Electric guitar tends to be more versatile than acoustic, and is used in many different types of rhythm and lead roles. Amps and pedals lead to a huge diversity in tone.
Try this technique: use MIDI software such as Guitar Pro to tab out electric guitar playing, including any bends and slides and hammers that your heart desires. Import this .mid file into a clean guitar VST, and run it through Amplitube 4 amp simulators. This is incredible powerful software that I personally use every day when I’m writing and producing music. With a huge selection of very realistic amp sims, pedals, virtual recording spaces and mic setups, and more, your MIDI guitar sounds will absolutely wail!
What are you going to do- record a guitar through a microphone like some kind of cave person? Wake up, it’s the 21st century! Now you have so many ways to combine the power of MIDI and the passion of guitar.

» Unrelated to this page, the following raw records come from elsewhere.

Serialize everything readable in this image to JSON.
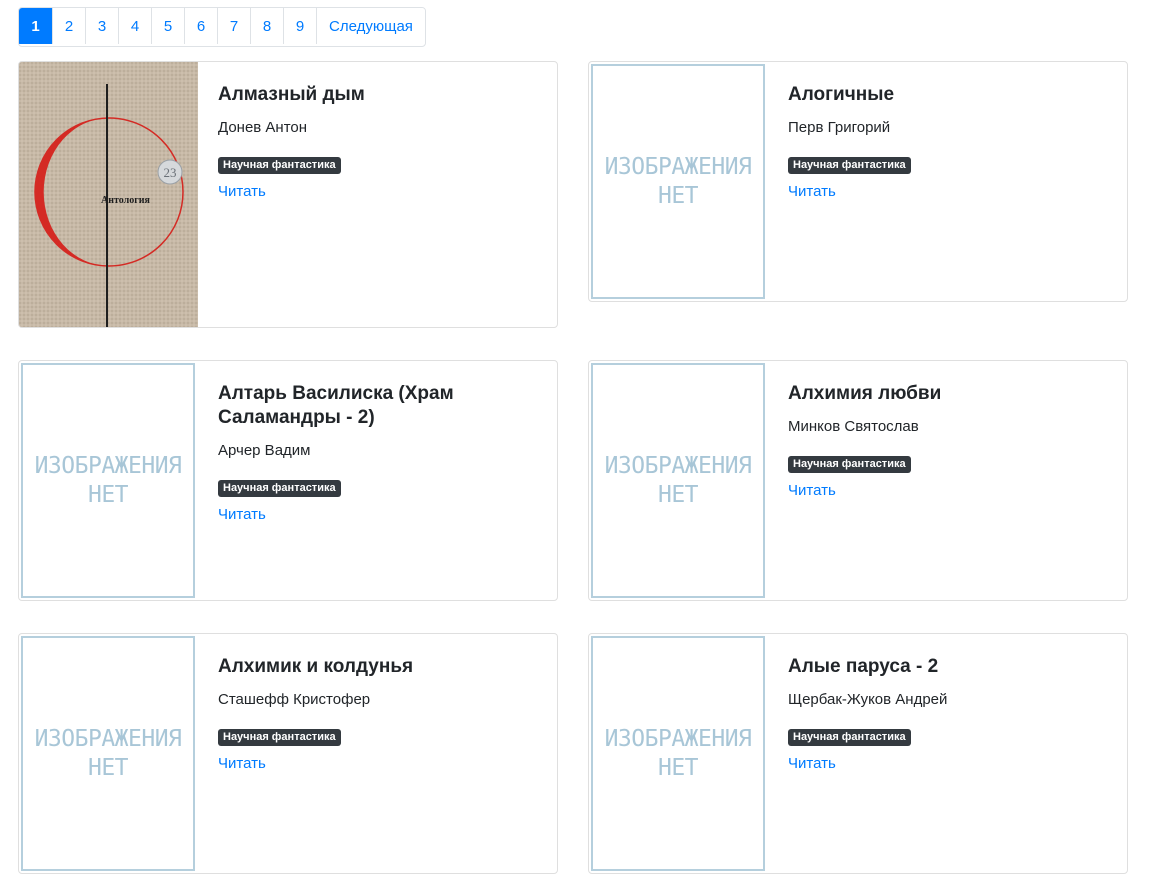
{
  "pagination": {
    "pages": [
      "1",
      "2",
      "3",
      "4",
      "5",
      "6",
      "7",
      "8",
      "9"
    ],
    "active": "1",
    "next_label": "Следующая"
  },
  "placeholder": {
    "text": "ИЗОБРАЖЕНИЯ\nНЕТ"
  },
  "books": [
    {
      "title": "Алмазный дым",
      "author": "Донев Антон",
      "genre": "Научная фантастика",
      "read_label": "Читать",
      "cover": "image",
      "cover_text": "Антология",
      "cover_number": "23"
    },
    {
      "title": "Алогичные",
      "author": "Перв Григорий",
      "genre": "Научная фантастика",
      "read_label": "Читать",
      "cover": "none"
    },
    {
      "title": "Алтарь Василиска (Храм Саламандры - 2)",
      "author": "Арчер Вадим",
      "genre": "Научная фантастика",
      "read_label": "Читать",
      "cover": "none"
    },
    {
      "title": "Алхимия любви",
      "author": "Минков Святослав",
      "genre": "Научная фантастика",
      "read_label": "Читать",
      "cover": "none"
    },
    {
      "title": "Алхимик и колдунья",
      "author": "Сташефф Кристофер",
      "genre": "Научная фантастика",
      "read_label": "Читать",
      "cover": "none"
    },
    {
      "title": "Алые паруса - 2",
      "author": "Щербак-Жуков Андрей",
      "genre": "Научная фантастика",
      "read_label": "Читать",
      "cover": "none"
    }
  ],
  "colors": {
    "primary": "#007bff",
    "badge": "#343a40",
    "placeholder": "#a8c6d7"
  }
}
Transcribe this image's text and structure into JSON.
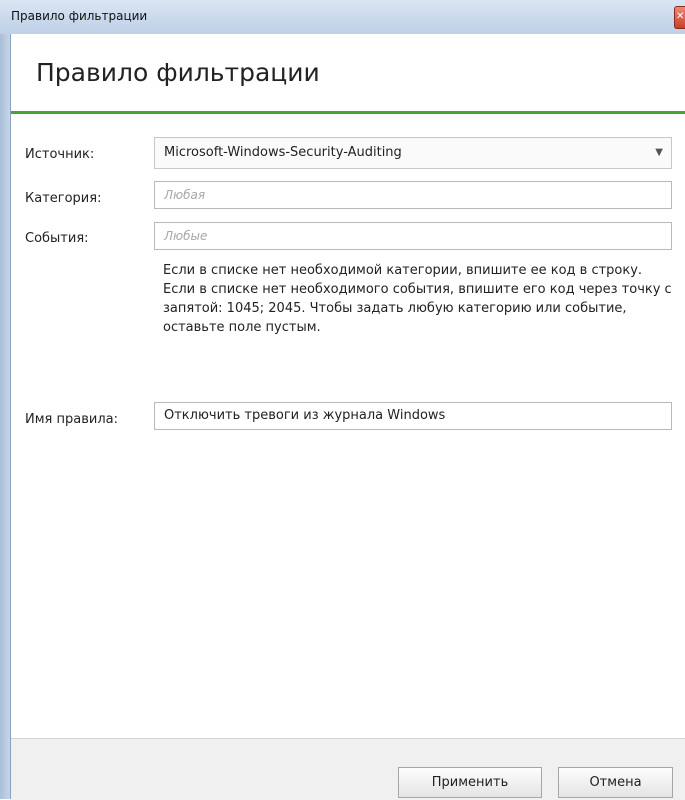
{
  "window": {
    "title": "Правило фильтрации"
  },
  "header": {
    "title": "Правило фильтрации",
    "accent_color": "#4aa233"
  },
  "form": {
    "source": {
      "label": "Источник:",
      "value": "Microsoft-Windows-Security-Auditing"
    },
    "category": {
      "label": "Категория:",
      "placeholder": "Любая"
    },
    "events": {
      "label": "События:",
      "placeholder": "Любые"
    },
    "help_text": "Если в списке нет необходимой категории, впишите ее код в строку. Если в списке нет необходимого события, впишите его код через точку с запятой: 1045; 2045. Чтобы задать любую категорию или событие, оставьте поле пустым.",
    "rule_name": {
      "label": "Имя правила:",
      "value": "Отключить тревоги из журнала Windows"
    }
  },
  "buttons": {
    "apply": "Применить",
    "cancel": "Отмена"
  }
}
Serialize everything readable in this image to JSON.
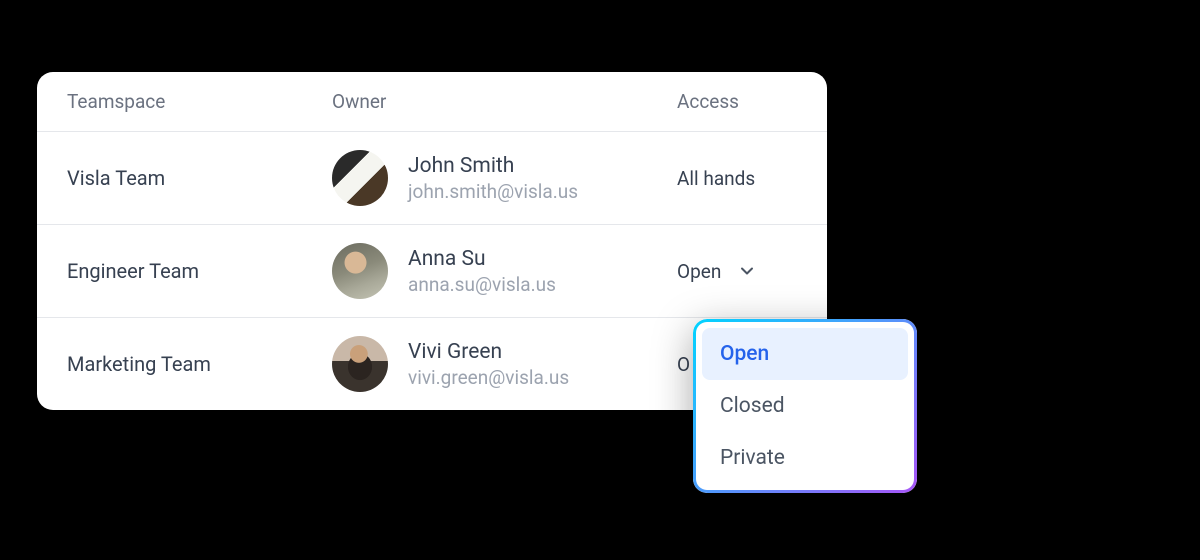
{
  "table": {
    "headers": {
      "teamspace": "Teamspace",
      "owner": "Owner",
      "access": "Access"
    },
    "rows": [
      {
        "teamspace": "Visla Team",
        "owner_name": "John Smith",
        "owner_email": "john.smith@visla.us",
        "access": "All hands",
        "has_dropdown": false
      },
      {
        "teamspace": "Engineer Team",
        "owner_name": "Anna Su",
        "owner_email": "anna.su@visla.us",
        "access": "Open",
        "has_dropdown": true
      },
      {
        "teamspace": "Marketing Team",
        "owner_name": "Vivi Green",
        "owner_email": "vivi.green@visla.us",
        "access": "O",
        "has_dropdown": false
      }
    ]
  },
  "dropdown": {
    "options": [
      "Open",
      "Closed",
      "Private"
    ],
    "selected": "Open"
  }
}
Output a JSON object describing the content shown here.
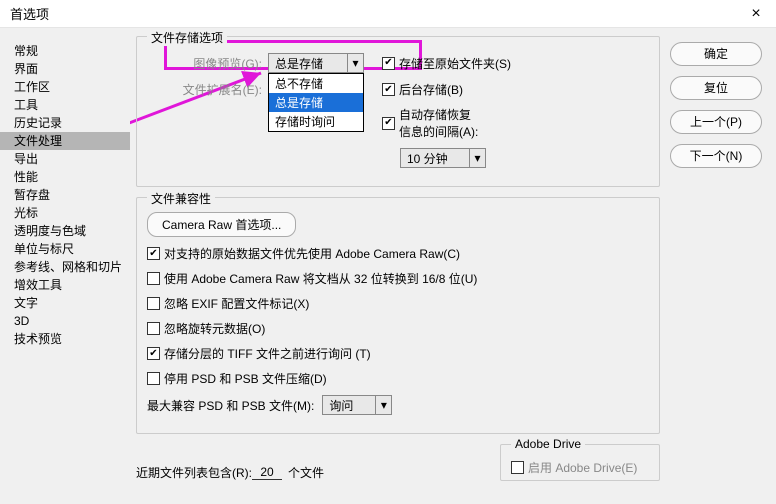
{
  "title": "首选项",
  "close_glyph": "×",
  "sidebar": {
    "items": [
      "常规",
      "界面",
      "工作区",
      "工具",
      "历史记录",
      "文件处理",
      "导出",
      "性能",
      "暂存盘",
      "光标",
      "透明度与色域",
      "单位与标尺",
      "参考线、网格和切片",
      "增效工具",
      "文字",
      "3D",
      "技术预览"
    ],
    "selected_index": 5
  },
  "right_buttons": {
    "ok": "确定",
    "reset": "复位",
    "prev": "上一个(P)",
    "next": "下一个(N)"
  },
  "file_save": {
    "group_title": "文件存储选项",
    "image_preview_label": "图像预览(G):",
    "image_preview_value": "总是存储",
    "image_preview_options": [
      "总不存储",
      "总是存储",
      "存储时询问"
    ],
    "image_preview_selected_idx": 1,
    "file_ext_label": "文件扩展名(E):",
    "save_original_cb_label": "存储至原始文件夹(S)",
    "background_save_cb_label": "后台存储(B)",
    "auto_recover_label1": "自动存储恢复",
    "auto_recover_label2": "信息的间隔(A):",
    "auto_recover_value": "10 分钟"
  },
  "file_compat": {
    "group_title": "文件兼容性",
    "camera_raw_btn": "Camera Raw 首选项...",
    "cr_priority": "对支持的原始数据文件优先使用 Adobe Camera Raw(C)",
    "cr_16to8": "使用 Adobe Camera Raw 将文档从 32 位转换到 16/8 位(U)",
    "ignore_exif": "忽略 EXIF 配置文件标记(X)",
    "ignore_rotate": "忽略旋转元数据(O)",
    "ask_tiff": "存储分层的 TIFF 文件之前进行询问 (T)",
    "disable_psd": "停用 PSD 和 PSB 文件压缩(D)",
    "max_compat_label": "最大兼容 PSD 和 PSB 文件(M):",
    "max_compat_value": "询问"
  },
  "recent": {
    "label": "近期文件列表包含(R):",
    "value": "20",
    "unit": "个文件"
  },
  "adobe_drive": {
    "group_title": "Adobe Drive",
    "enable_label": "启用 Adobe Drive(E)"
  }
}
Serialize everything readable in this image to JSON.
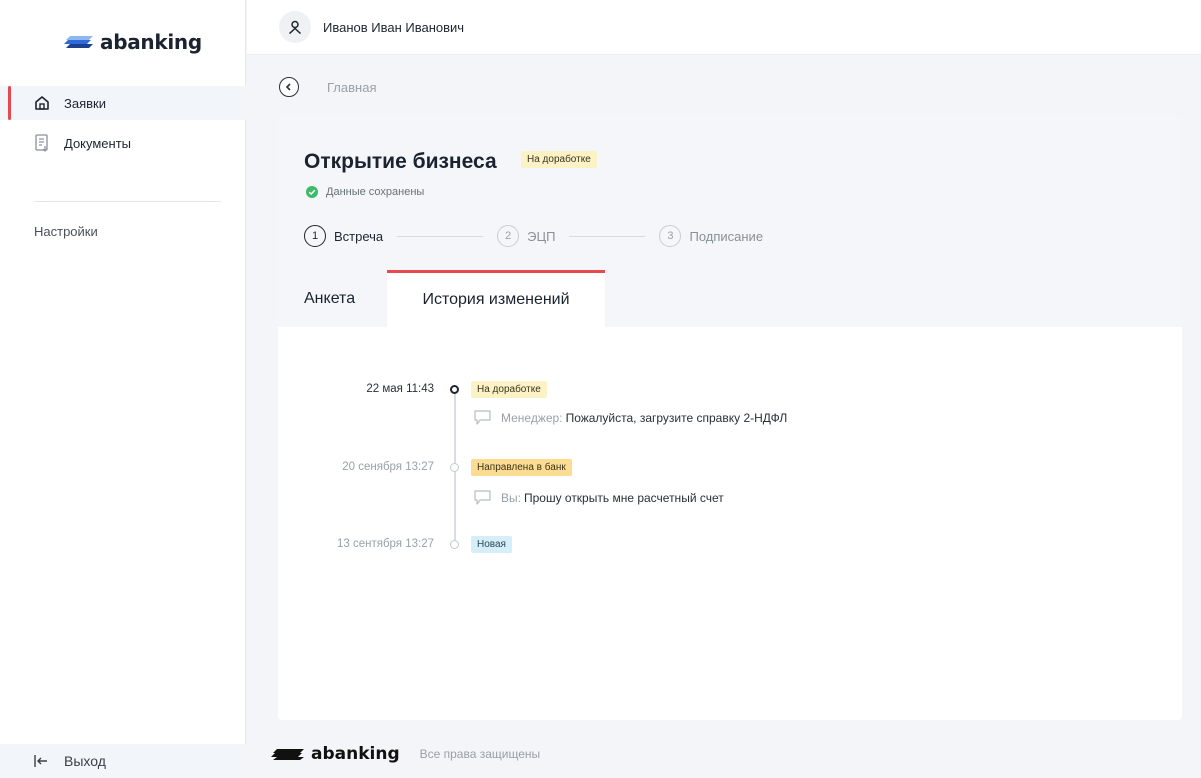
{
  "brand": {
    "name": "abanking",
    "logo_icon": "stacked-stripes-logo-icon",
    "accent_color": "#e8494d",
    "logo_color": "#2f6bd6"
  },
  "sidebar": {
    "items": [
      {
        "label": "Заявки",
        "icon": "home-icon",
        "active": true
      },
      {
        "label": "Документы",
        "icon": "document-icon",
        "active": false
      }
    ],
    "settings_label": "Настройки",
    "logout_label": "Выход"
  },
  "header": {
    "user_name": "Иванов Иван Иванович",
    "avatar_icon": "user-icon"
  },
  "breadcrumb": {
    "current": "Главная"
  },
  "application": {
    "title": "Открытие бизнеса",
    "status": "На доработке",
    "saved_text": "Данные сохранены",
    "steps": [
      {
        "num": "1",
        "label": "Встреча",
        "active": true
      },
      {
        "num": "2",
        "label": "ЭЦП",
        "active": false
      },
      {
        "num": "3",
        "label": "Подписание",
        "active": false
      }
    ],
    "tabs": [
      {
        "label": "Анкета",
        "active": false
      },
      {
        "label": "История изменений",
        "active": true
      }
    ]
  },
  "history": [
    {
      "date": "22 мая 11:43",
      "status": "На доработке",
      "status_color": "#fbf3c6",
      "comment_author": "Менеджер:",
      "comment_text": "Пожалуйста, загрузите справку 2-НДФЛ"
    },
    {
      "date": "20 сенября 13:27",
      "status": "Направлена в банк",
      "status_color": "#fbdc91",
      "comment_author": "Вы:",
      "comment_text": "Прошу открыть мне расчетный счет"
    },
    {
      "date": "13 сентября 13:27",
      "status": "Новая",
      "status_color": "#d6eef8"
    }
  ],
  "footer": {
    "brand": "abanking",
    "copyright": "Все права защищены"
  }
}
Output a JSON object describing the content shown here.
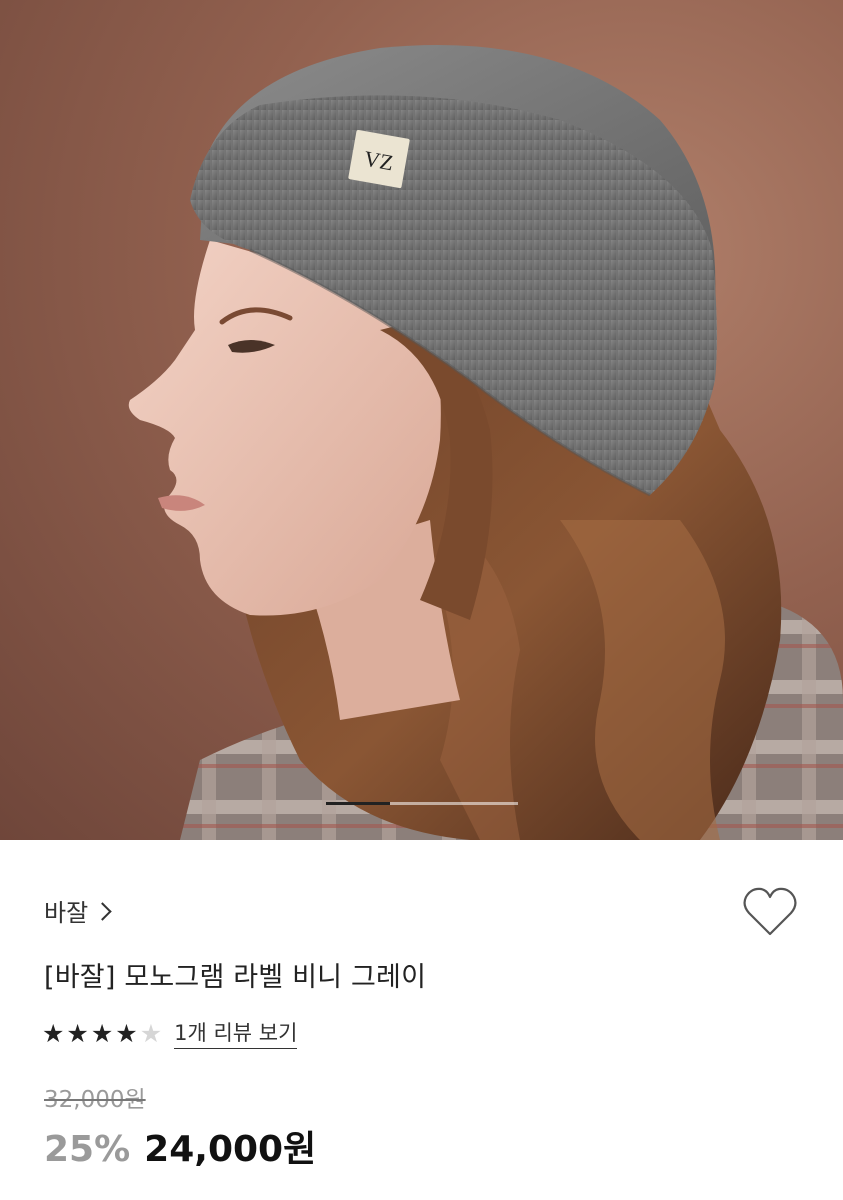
{
  "carousel": {
    "total_slides": 3,
    "current_slide": 1,
    "hat_label_monogram": "VZ"
  },
  "brand": {
    "name": "바잘"
  },
  "product": {
    "title": "[바잘] 모노그램 라벨 비니 그레이",
    "rating": 4,
    "rating_max": 5,
    "review_link_label": "1개 리뷰 보기",
    "original_price": "32,000원",
    "discount_rate": "25%",
    "sale_price": "24,000원"
  },
  "colors": {
    "background_wall": "#92614f",
    "accent_text": "#222222",
    "muted_text": "#9a9a9a"
  },
  "icons": {
    "wishlist": "heart-outline-icon",
    "brand_arrow": "chevron-right-icon",
    "rating": "star-icon"
  }
}
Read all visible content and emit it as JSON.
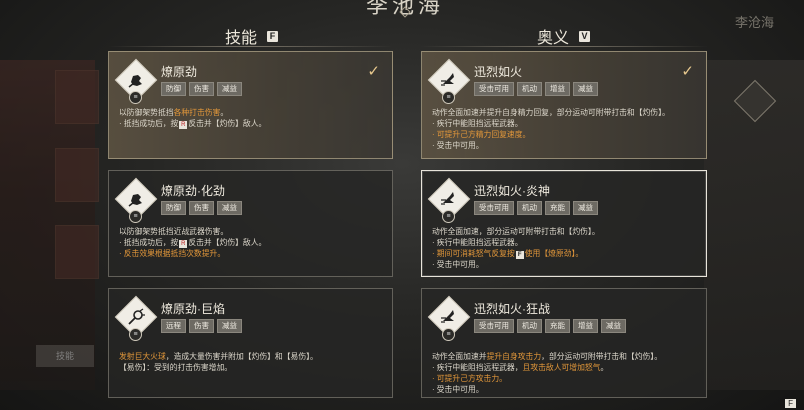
{
  "header": {
    "title": "李池海"
  },
  "right_panel_name": "李沧海",
  "bottom_left_label": "技能",
  "corner_hint": "F",
  "columns": {
    "skills": {
      "label": "技能",
      "key": "F"
    },
    "ultimates": {
      "label": "奥义",
      "key": "V"
    }
  },
  "skills": [
    {
      "title": "燎原劲",
      "icon": "fist-icon",
      "tags": [
        "防御",
        "伤害",
        "减益"
      ],
      "selected": true,
      "lines": [
        {
          "text": "以防御架势抵挡",
          "hl": "各种打击伤害",
          "after": "。"
        },
        {
          "text": "· 抵挡成功后，按",
          "btn": "R",
          "after": "反击并【灼伤】敌人。"
        }
      ]
    },
    {
      "title": "燎原劲·化劲",
      "icon": "fist-icon",
      "tags": [
        "防御",
        "伤害",
        "减益"
      ],
      "selected": false,
      "lines": [
        {
          "text": "以防御架势抵挡近战武器伤害。"
        },
        {
          "text": "· 抵挡成功后，按",
          "btn": "R",
          "after": "反击并【灼伤】敌人。"
        },
        {
          "hl": "· 反击效果根据抵挡次数提升。"
        }
      ]
    },
    {
      "title": "燎原劲·巨焰",
      "icon": "flame-orb-icon",
      "tags": [
        "远程",
        "伤害",
        "减益"
      ],
      "selected": false,
      "lines": [
        {
          "hl": "发射巨大火球",
          "after": "，造成大量伤害并附加【灼伤】和【易伤】。"
        },
        {
          "text": "【易伤】：受到的打击伤害增加。"
        }
      ]
    }
  ],
  "ultimates": [
    {
      "title": "迅烈如火",
      "icon": "dash-icon",
      "tags": [
        "受击可用",
        "机动",
        "增益",
        "减益"
      ],
      "selected": true,
      "lines": [
        {
          "text": "动作全面加速并提升自身精力回复，部分运动可附带打击和【灼伤】。"
        },
        {
          "text": "· 疾行中能阻挡远程武器。"
        },
        {
          "hl": "· 可提升己方精力回复速度。"
        },
        {
          "text": "· 受击中可用。"
        }
      ]
    },
    {
      "title": "迅烈如火·炎神",
      "icon": "dash-icon",
      "tags": [
        "受击可用",
        "机动",
        "充能",
        "减益"
      ],
      "selected": false,
      "focus": true,
      "lines": [
        {
          "text": "动作全面加速，部分运动可附带打击和【灼伤】。"
        },
        {
          "text": "· 疾行中能阻挡远程武器。"
        },
        {
          "hl": "· 期间可消耗怒气反复按",
          "btn": "F",
          "hl2": "使用【燎原劲】。"
        },
        {
          "text": "· 受击中可用。"
        }
      ]
    },
    {
      "title": "迅烈如火·狂战",
      "icon": "dash-icon",
      "tags": [
        "受击可用",
        "机动",
        "充能",
        "增益",
        "减益"
      ],
      "selected": false,
      "lines": [
        {
          "text": "动作全面加速并",
          "hl": "提升自身攻击力",
          "after": "，部分运动可附带打击和【灼伤】。"
        },
        {
          "text": "· 疾行中能阻挡远程武器，",
          "hl": "且攻击敌人可增加怒气",
          "after": "。"
        },
        {
          "hl": "· 可提升己方攻击力。"
        },
        {
          "text": "· 受击中可用。"
        }
      ]
    }
  ]
}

Between guitar-shaped MIDI controllers, magic guitar-to-MIDI pickups, and some tricky techniques to arrange virtual guitar parts without actually touching an instrument. You can fool veteran guitarists with your MIDI creations- if you don’t mind putting the work in. Well, playing guitar the old-fashioned way will always be the simplest way to create elegantly realistic guitar. But the marriage of MIDI and guitar opens up dizzying possibilities.
Don’t be afraid to reach out to professional services if you’re having trouble with the mixing and mastering side of production! They can be more affordable than you would expect, and really bridge the gap to a professional-sounding final result. Keep working, and always keep the joy of the music alive!
Robert is a freelance audio engineer and the lead writer for Range of Sounds. Robert has had a lifelong obsession with dissecting and understanding music and is a self-taught composer, multi-instrumentalist, songwriter, singer, and recording engineer.